REQUIREMENT:
Please report how many lines in the data underneath hold the word "icon", with no other text.
--
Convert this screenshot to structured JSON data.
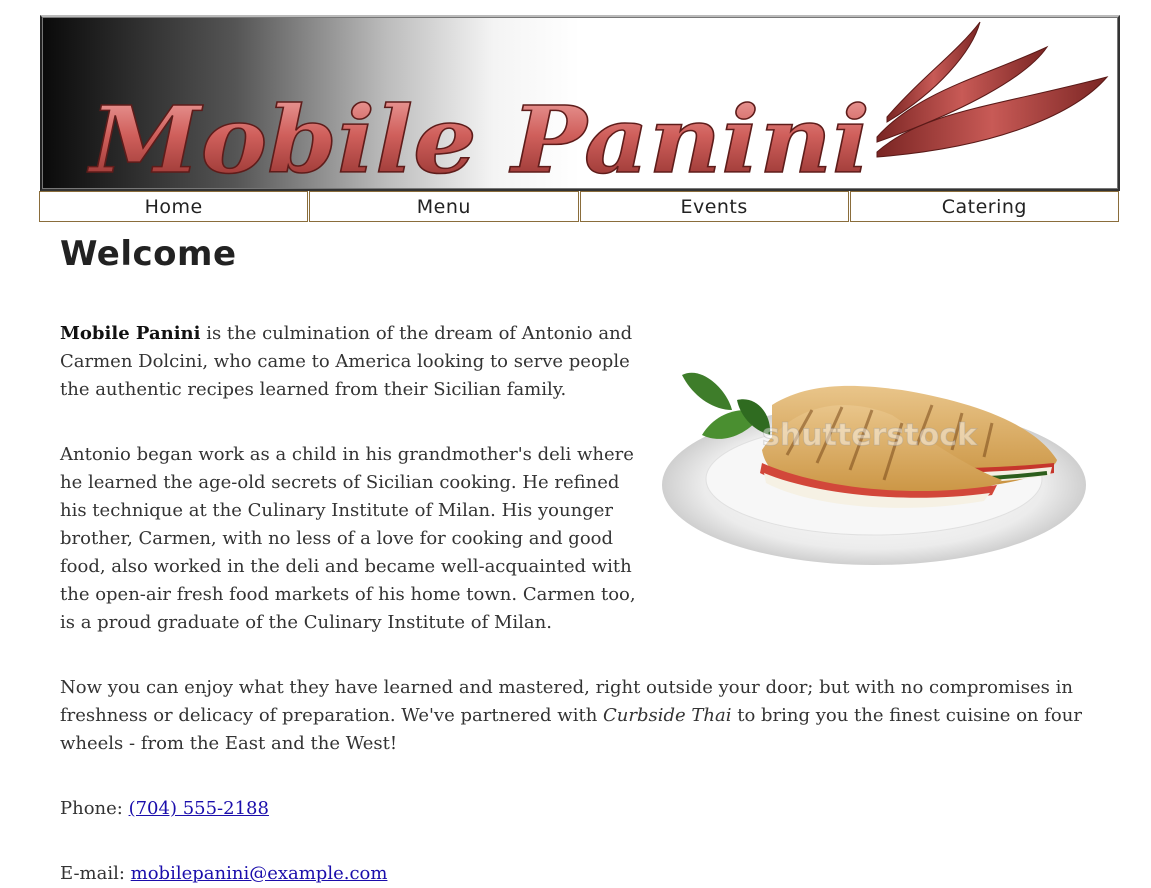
{
  "banner": {
    "logo_text": "Mobile Panini"
  },
  "nav": {
    "items": [
      "Home",
      "Menu",
      "Events",
      "Catering"
    ]
  },
  "main": {
    "title": "Welcome",
    "p1_brand": "Mobile Panini",
    "p1_rest": " is the culmination of the dream of Antonio and Carmen Dolcini, who came to America looking to serve people the authentic recipes learned from their Sicilian family.",
    "p2": "Antonio began work as a child in his grandmother's deli where he learned the age-old secrets of Sicilian cooking. He refined his technique at the Culinary Institute of Milan. His younger brother, Carmen, with no less of a love for cooking and good food, also worked in the deli and became well-acquainted with the open-air fresh food markets of his home town. Carmen too, is a proud graduate of the Culinary Institute of Milan.",
    "p3_before": "Now you can enjoy what they have learned and mastered, right outside your door; but with no compromises in freshness or delicacy of preparation. We've partnered with ",
    "p3_partner": "Curbside Thai",
    "p3_after": " to bring you the finest cuisine on four wheels - from the East and the West!",
    "phone_label": "Phone: ",
    "phone_value": "(704) 555-2188",
    "phone_href": "tel:7045552188",
    "email_label": "E-mail: ",
    "email_value": "mobilepanini@example.com",
    "email_href": "mailto:mobilepanini@example.com"
  },
  "photo": {
    "watermark": "shutterstock"
  },
  "colors": {
    "logo_red": "#c0504d",
    "nav_border": "#8a6d3b",
    "link": "#1a0dab"
  }
}
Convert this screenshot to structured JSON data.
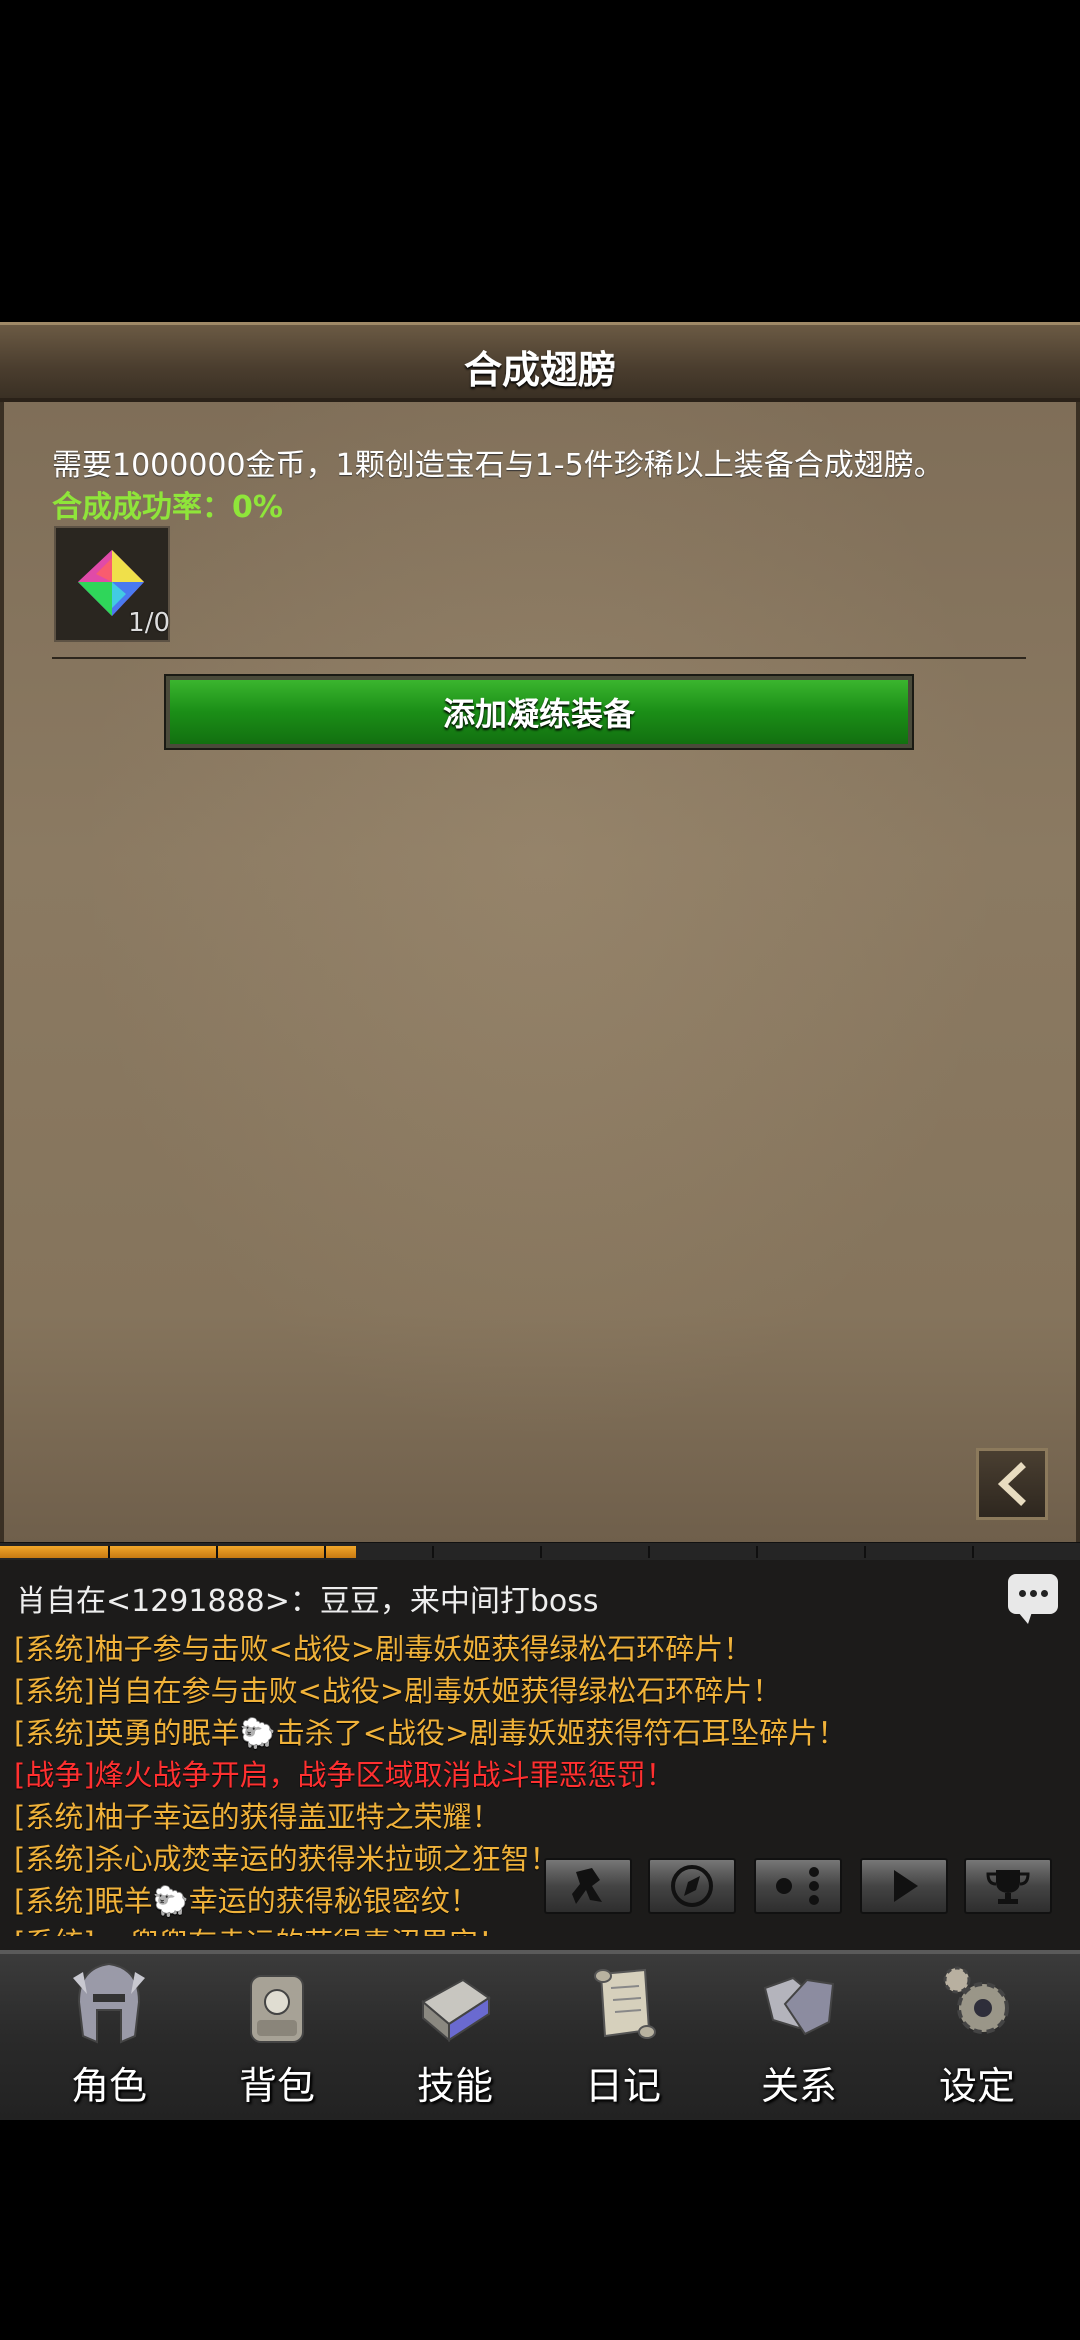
{
  "header": {
    "title": "合成翅膀"
  },
  "main": {
    "description": "需要1000000金币，1颗创造宝石与1-5件珍稀以上装备合成翅膀。",
    "success_rate": "合成成功率：0%",
    "gem_count": "1/0",
    "add_button": "添加凝练装备"
  },
  "progress": {
    "filled_fraction": 0.33
  },
  "chat": {
    "header": "肖自在<1291888>：豆豆，来中间打boss",
    "messages": [
      {
        "type": "system",
        "text": "[系统]柚子参与击败<战役>剧毒妖姬获得绿松石环碎片！"
      },
      {
        "type": "system",
        "text": "[系统]肖自在参与击败<战役>剧毒妖姬获得绿松石环碎片！"
      },
      {
        "type": "system",
        "text": "[系统]英勇的眠羊🐑击杀了<战役>剧毒妖姬获得符石耳坠碎片！"
      },
      {
        "type": "war",
        "text": "[战争]烽火战争开启，战争区域取消战斗罪恶惩罚！"
      },
      {
        "type": "system",
        "text": "[系统]柚子幸运的获得盖亚特之荣耀！"
      },
      {
        "type": "system",
        "text": "[系统]杀心成焚幸运的获得米拉顿之狂智！"
      },
      {
        "type": "system",
        "text": "[系统]眠羊🐑幸运的获得秘银密纹！"
      },
      {
        "type": "system",
        "text": "[系统]oo兜兜有幸运的获得毒沼果实！"
      }
    ]
  },
  "nav": {
    "items": [
      {
        "label": "角色",
        "icon": "helmet-icon"
      },
      {
        "label": "背包",
        "icon": "backpack-icon"
      },
      {
        "label": "技能",
        "icon": "skill-book-icon"
      },
      {
        "label": "日记",
        "icon": "scroll-icon"
      },
      {
        "label": "关系",
        "icon": "handshake-icon"
      },
      {
        "label": "设定",
        "icon": "gear-icon"
      }
    ]
  },
  "colors": {
    "system_text": "#f0b23a",
    "war_text": "#ff3030",
    "success_rate": "#8fe53a",
    "button_green": "#1b8e17"
  }
}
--
EXERCISE RESULT:
6